(Entries from a dataset of interfaces)
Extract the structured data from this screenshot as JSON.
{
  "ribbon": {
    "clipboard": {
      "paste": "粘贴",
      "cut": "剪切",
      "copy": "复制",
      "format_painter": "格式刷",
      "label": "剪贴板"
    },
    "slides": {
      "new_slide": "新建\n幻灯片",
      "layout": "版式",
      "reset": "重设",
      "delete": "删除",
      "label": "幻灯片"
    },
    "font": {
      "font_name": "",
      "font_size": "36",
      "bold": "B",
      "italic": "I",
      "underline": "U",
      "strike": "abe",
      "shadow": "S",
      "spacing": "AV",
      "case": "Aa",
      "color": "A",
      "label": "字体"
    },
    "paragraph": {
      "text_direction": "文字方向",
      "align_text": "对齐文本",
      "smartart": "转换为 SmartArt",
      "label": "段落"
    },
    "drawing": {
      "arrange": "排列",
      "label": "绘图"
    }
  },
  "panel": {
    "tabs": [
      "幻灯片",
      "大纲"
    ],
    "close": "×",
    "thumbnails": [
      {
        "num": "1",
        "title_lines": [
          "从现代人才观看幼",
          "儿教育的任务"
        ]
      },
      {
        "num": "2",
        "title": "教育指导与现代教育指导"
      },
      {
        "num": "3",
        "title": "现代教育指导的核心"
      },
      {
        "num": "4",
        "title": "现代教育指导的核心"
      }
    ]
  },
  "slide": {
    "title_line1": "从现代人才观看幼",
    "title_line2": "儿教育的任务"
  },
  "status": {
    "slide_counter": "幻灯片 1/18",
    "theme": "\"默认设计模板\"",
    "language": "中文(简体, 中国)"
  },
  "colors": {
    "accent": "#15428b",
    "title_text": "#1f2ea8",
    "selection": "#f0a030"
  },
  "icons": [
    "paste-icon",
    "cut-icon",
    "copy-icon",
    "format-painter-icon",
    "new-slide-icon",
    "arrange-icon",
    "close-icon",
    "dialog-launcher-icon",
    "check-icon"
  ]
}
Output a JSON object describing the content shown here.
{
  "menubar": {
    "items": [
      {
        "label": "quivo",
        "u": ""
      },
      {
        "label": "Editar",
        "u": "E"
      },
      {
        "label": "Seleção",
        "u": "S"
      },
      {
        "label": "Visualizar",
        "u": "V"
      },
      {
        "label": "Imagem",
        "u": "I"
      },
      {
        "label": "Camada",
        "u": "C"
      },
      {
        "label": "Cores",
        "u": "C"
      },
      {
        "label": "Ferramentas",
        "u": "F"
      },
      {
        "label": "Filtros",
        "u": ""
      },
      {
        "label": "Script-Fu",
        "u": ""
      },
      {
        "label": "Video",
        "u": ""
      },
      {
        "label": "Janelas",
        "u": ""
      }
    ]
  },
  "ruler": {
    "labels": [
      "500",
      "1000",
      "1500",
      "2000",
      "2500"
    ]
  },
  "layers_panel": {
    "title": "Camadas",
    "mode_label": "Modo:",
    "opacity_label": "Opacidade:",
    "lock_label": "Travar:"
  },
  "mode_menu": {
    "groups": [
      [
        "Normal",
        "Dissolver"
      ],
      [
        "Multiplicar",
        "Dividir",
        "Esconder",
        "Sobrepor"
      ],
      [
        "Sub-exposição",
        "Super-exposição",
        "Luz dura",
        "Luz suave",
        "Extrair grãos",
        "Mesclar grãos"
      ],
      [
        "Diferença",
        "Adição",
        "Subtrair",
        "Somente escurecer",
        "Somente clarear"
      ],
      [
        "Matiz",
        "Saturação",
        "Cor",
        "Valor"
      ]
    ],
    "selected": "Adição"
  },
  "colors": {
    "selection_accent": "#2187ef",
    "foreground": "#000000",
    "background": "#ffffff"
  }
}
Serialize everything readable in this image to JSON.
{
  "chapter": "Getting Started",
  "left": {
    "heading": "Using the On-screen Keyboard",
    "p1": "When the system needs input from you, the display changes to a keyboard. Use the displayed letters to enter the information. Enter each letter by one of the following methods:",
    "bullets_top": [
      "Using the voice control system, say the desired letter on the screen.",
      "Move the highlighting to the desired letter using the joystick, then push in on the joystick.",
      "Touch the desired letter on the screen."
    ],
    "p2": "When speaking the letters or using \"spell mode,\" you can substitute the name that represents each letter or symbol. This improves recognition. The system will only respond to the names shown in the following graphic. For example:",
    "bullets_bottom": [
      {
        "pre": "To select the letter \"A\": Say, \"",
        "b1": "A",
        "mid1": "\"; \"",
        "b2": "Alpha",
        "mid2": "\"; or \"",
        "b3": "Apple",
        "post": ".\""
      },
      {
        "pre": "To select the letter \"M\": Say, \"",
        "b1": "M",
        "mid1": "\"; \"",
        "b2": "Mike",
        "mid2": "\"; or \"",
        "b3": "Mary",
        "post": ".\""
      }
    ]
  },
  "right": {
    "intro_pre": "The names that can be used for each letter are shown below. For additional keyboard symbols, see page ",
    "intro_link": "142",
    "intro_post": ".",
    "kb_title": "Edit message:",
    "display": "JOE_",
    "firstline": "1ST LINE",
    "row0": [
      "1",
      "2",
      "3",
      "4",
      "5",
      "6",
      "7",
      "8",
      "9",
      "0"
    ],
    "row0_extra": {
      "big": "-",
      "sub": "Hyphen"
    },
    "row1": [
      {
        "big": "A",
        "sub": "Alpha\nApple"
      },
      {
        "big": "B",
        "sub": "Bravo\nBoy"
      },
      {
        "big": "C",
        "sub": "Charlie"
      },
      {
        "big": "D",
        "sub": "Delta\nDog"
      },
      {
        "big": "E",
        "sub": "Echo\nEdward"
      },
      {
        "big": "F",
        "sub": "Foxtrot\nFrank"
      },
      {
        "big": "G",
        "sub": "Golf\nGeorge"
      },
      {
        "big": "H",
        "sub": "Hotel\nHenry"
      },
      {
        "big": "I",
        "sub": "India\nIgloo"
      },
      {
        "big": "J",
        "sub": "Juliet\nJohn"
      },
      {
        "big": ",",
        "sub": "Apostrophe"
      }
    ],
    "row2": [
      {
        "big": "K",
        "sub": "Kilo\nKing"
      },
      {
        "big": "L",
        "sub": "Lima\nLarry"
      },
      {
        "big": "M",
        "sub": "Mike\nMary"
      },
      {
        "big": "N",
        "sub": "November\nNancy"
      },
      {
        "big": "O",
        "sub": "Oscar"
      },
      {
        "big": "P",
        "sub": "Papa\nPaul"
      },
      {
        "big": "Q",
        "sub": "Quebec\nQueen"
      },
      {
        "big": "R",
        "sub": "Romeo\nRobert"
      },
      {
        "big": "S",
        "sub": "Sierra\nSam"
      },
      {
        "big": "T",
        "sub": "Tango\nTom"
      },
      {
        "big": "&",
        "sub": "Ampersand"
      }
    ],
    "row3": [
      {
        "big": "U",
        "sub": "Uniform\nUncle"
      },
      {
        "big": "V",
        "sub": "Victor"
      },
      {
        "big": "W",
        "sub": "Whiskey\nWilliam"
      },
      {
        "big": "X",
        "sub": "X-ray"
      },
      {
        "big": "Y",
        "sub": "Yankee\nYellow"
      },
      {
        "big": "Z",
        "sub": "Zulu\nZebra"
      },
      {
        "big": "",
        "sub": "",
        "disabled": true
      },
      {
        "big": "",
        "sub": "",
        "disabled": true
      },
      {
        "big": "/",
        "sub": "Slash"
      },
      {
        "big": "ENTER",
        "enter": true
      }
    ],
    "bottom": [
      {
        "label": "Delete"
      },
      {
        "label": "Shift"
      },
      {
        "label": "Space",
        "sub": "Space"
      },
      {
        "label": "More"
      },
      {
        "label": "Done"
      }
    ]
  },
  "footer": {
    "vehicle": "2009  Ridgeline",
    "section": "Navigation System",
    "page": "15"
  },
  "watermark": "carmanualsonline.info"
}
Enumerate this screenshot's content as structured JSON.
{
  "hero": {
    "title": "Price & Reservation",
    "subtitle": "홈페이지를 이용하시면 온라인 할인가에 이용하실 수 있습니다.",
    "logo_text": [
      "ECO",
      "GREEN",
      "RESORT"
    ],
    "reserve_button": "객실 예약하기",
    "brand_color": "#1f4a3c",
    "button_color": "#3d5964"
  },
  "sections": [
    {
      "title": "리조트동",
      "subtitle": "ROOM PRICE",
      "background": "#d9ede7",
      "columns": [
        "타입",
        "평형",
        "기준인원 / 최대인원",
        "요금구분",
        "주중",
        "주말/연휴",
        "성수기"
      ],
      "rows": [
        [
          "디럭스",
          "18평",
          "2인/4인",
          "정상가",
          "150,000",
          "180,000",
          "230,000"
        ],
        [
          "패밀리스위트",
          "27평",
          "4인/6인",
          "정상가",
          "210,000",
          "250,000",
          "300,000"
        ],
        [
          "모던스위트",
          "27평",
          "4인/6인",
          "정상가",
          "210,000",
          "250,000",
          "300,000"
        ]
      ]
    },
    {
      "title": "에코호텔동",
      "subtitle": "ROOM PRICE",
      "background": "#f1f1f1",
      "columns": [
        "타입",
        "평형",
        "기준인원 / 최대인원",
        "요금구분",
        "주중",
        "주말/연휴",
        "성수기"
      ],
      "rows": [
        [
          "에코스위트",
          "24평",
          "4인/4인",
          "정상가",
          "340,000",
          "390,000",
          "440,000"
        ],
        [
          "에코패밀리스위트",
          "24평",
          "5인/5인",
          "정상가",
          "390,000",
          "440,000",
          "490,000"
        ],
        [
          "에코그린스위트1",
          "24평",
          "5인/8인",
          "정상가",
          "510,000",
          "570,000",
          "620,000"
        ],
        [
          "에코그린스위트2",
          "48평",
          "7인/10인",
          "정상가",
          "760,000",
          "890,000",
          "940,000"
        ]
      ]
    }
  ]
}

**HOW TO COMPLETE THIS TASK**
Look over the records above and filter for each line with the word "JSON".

**COMPLETED TASK**
Extract the structured data from this screenshot as JSON.
Output a JSON object describing the content shown here.
Serialize everything readable in this image to JSON.
Enumerate this screenshot's content as structured JSON.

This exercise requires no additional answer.